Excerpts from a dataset
Start of Block
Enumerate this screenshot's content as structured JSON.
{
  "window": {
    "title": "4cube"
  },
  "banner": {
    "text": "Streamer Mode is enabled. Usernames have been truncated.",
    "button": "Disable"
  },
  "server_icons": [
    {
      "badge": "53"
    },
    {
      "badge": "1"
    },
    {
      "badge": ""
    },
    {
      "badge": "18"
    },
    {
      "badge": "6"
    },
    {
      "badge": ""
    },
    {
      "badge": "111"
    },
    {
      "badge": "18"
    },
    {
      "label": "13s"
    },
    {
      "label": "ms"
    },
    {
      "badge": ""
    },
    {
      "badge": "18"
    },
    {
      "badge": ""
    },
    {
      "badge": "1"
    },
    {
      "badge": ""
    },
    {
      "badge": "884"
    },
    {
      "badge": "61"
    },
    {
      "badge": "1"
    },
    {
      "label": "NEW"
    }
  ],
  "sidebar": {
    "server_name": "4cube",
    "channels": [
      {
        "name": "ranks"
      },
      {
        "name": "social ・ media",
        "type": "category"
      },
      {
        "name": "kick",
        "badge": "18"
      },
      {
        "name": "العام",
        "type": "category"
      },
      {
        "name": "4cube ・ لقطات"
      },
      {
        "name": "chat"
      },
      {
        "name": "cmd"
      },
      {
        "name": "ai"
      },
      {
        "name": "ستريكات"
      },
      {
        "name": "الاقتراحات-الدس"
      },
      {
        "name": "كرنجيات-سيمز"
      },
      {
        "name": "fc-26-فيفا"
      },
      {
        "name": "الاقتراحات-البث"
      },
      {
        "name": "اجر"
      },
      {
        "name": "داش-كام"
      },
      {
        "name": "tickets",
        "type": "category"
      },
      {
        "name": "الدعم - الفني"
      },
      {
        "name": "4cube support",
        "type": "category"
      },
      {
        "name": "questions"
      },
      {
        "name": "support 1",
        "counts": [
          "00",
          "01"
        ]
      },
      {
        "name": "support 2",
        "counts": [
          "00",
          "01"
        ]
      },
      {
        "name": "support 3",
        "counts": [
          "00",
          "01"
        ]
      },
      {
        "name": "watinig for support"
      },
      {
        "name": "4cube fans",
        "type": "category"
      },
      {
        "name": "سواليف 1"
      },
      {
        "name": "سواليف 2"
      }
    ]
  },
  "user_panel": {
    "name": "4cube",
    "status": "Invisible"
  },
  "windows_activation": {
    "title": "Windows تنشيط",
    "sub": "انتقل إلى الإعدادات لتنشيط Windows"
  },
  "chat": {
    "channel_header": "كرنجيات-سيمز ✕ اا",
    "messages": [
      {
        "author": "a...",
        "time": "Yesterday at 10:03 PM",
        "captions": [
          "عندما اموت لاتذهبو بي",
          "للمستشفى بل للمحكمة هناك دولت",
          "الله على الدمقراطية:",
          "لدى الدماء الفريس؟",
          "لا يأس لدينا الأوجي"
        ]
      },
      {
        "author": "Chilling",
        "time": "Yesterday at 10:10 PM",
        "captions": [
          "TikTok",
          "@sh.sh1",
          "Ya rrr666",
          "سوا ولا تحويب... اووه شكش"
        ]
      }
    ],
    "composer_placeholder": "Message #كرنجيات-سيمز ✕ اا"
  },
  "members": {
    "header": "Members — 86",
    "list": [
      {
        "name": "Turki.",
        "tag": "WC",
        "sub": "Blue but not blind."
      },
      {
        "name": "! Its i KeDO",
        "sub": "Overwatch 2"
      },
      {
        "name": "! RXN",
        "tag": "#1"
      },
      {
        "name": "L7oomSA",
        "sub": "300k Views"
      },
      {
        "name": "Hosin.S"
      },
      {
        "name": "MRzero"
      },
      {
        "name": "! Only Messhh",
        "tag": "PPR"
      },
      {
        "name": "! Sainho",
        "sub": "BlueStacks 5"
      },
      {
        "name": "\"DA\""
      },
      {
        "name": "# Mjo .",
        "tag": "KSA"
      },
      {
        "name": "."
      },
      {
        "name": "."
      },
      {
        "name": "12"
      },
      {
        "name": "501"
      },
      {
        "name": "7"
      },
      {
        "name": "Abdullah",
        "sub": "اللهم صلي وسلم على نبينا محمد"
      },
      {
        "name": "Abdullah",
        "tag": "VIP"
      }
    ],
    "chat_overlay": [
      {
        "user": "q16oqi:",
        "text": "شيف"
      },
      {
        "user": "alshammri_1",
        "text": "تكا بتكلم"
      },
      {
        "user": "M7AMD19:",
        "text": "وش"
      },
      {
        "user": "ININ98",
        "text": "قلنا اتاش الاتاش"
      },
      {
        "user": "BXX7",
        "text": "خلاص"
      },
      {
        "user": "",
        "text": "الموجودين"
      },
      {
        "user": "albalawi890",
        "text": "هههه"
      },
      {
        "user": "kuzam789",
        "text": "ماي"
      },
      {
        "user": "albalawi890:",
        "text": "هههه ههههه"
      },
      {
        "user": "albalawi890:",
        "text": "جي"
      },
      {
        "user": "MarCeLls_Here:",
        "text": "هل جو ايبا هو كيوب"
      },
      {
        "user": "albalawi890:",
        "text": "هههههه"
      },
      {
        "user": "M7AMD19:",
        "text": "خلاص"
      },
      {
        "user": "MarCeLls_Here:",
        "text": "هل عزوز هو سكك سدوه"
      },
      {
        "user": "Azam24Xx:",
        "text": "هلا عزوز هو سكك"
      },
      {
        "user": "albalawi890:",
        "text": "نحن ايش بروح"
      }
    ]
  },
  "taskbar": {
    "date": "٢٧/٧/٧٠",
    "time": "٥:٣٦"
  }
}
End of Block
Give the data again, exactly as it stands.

Enumerate this screenshot's content as structured JSON.
{
  "window": {
    "title": "4cube"
  },
  "banner": {
    "text": "Streamer Mode is enabled. Usernames have been truncated.",
    "button": "Disable"
  },
  "server_icons": [
    {
      "badge": "53"
    },
    {
      "badge": "1"
    },
    {
      "badge": ""
    },
    {
      "badge": "18"
    },
    {
      "badge": "6"
    },
    {
      "badge": ""
    },
    {
      "badge": "111"
    },
    {
      "badge": "18"
    },
    {
      "label": "13s"
    },
    {
      "label": "ms"
    },
    {
      "badge": ""
    },
    {
      "badge": "18"
    },
    {
      "badge": ""
    },
    {
      "badge": "1"
    },
    {
      "badge": ""
    },
    {
      "badge": "884"
    },
    {
      "badge": "61"
    },
    {
      "badge": "1"
    },
    {
      "label": "NEW"
    }
  ],
  "sidebar": {
    "server_name": "4cube",
    "channels": [
      {
        "name": "ranks"
      },
      {
        "name": "social ・ media",
        "type": "category"
      },
      {
        "name": "kick",
        "badge": "18"
      },
      {
        "name": "العام",
        "type": "category"
      },
      {
        "name": "4cube ・ لقطات"
      },
      {
        "name": "chat"
      },
      {
        "name": "cmd"
      },
      {
        "name": "ai"
      },
      {
        "name": "ستريكات"
      },
      {
        "name": "الاقتراحات-الدس"
      },
      {
        "name": "كرنجيات-سيمز"
      },
      {
        "name": "fc-26-فيفا"
      },
      {
        "name": "الاقتراحات-البث"
      },
      {
        "name": "اجر"
      },
      {
        "name": "داش-كام"
      },
      {
        "name": "tickets",
        "type": "category"
      },
      {
        "name": "الدعم - الفني"
      },
      {
        "name": "4cube support",
        "type": "category"
      },
      {
        "name": "questions"
      },
      {
        "name": "support 1",
        "counts": [
          "00",
          "01"
        ]
      },
      {
        "name": "support 2",
        "counts": [
          "00",
          "01"
        ]
      },
      {
        "name": "support 3",
        "counts": [
          "00",
          "01"
        ]
      },
      {
        "name": "watinig for support"
      },
      {
        "name": "4cube fans",
        "type": "category"
      },
      {
        "name": "سواليف 1"
      },
      {
        "name": "سواليف 2"
      }
    ]
  },
  "user_panel": {
    "name": "4cube",
    "status": "Invisible"
  },
  "windows_activation": {
    "title": "Windows تنشيط",
    "sub": "انتقل إلى الإعدادات لتنشيط Windows"
  },
  "chat": {
    "channel_header": "كرنجيات-سيمز ✕ اا",
    "messages": [
      {
        "author": "a...",
        "time": "Yesterday at 10:03 PM",
        "captions": [
          "عندما اموت لاتذهبو بي",
          "للمستشفى بل للمحكمة هناك دولت",
          "الله على الدمقراطية:",
          "لدى الدماء الفريس؟",
          "لا يأس لدينا الأوجي"
        ]
      },
      {
        "author": "Chilling",
        "time": "Yesterday at 10:10 PM",
        "captions": [
          "TikTok",
          "@sh.sh1",
          "Ya rrr666",
          "سوا ولا تحويب... اووه شكش"
        ]
      }
    ],
    "composer_placeholder": "Message #كرنجيات-سيمز ✕ اا"
  },
  "members": {
    "header": "Members — 86",
    "list": [
      {
        "name": "Turki.",
        "tag": "WC",
        "sub": "Blue but not blind."
      },
      {
        "name": "! Its i KeDO",
        "sub": "Overwatch 2"
      },
      {
        "name": "! RXN",
        "tag": "#1"
      },
      {
        "name": "L7oomSA",
        "sub": "300k Views"
      },
      {
        "name": "Hosin.S"
      },
      {
        "name": "MRzero"
      },
      {
        "name": "! Only Messhh",
        "tag": "PPR"
      },
      {
        "name": "! Sainho",
        "sub": "BlueStacks 5"
      },
      {
        "name": "\"DA\""
      },
      {
        "name": "# Mjo .",
        "tag": "KSA"
      },
      {
        "name": "."
      },
      {
        "name": "."
      },
      {
        "name": "12"
      },
      {
        "name": "501"
      },
      {
        "name": "7"
      },
      {
        "name": "Abdullah",
        "sub": "اللهم صلي وسلم على نبينا محمد"
      },
      {
        "name": "Abdullah",
        "tag": "VIP"
      }
    ],
    "chat_overlay": [
      {
        "user": "q16oqi:",
        "text": "شيف"
      },
      {
        "user": "alshammri_1",
        "text": "تكا بتكلم"
      },
      {
        "user": "M7AMD19:",
        "text": "وش"
      },
      {
        "user": "ININ98",
        "text": "قلنا اتاش الاتاش"
      },
      {
        "user": "BXX7",
        "text": "خلاص"
      },
      {
        "user": "",
        "text": "الموجودين"
      },
      {
        "user": "albalawi890",
        "text": "هههه"
      },
      {
        "user": "kuzam789",
        "text": "ماي"
      },
      {
        "user": "albalawi890:",
        "text": "هههه ههههه"
      },
      {
        "user": "albalawi890:",
        "text": "جي"
      },
      {
        "user": "MarCeLls_Here:",
        "text": "هل جو ايبا هو كيوب"
      },
      {
        "user": "albalawi890:",
        "text": "هههههه"
      },
      {
        "user": "M7AMD19:",
        "text": "خلاص"
      },
      {
        "user": "MarCeLls_Here:",
        "text": "هل عزوز هو سكك سدوه"
      },
      {
        "user": "Azam24Xx:",
        "text": "هلا عزوز هو سكك"
      },
      {
        "user": "albalawi890:",
        "text": "نحن ايش بروح"
      }
    ]
  },
  "taskbar": {
    "date": "٢٧/٧/٧٠",
    "time": "٥:٣٦"
  }
}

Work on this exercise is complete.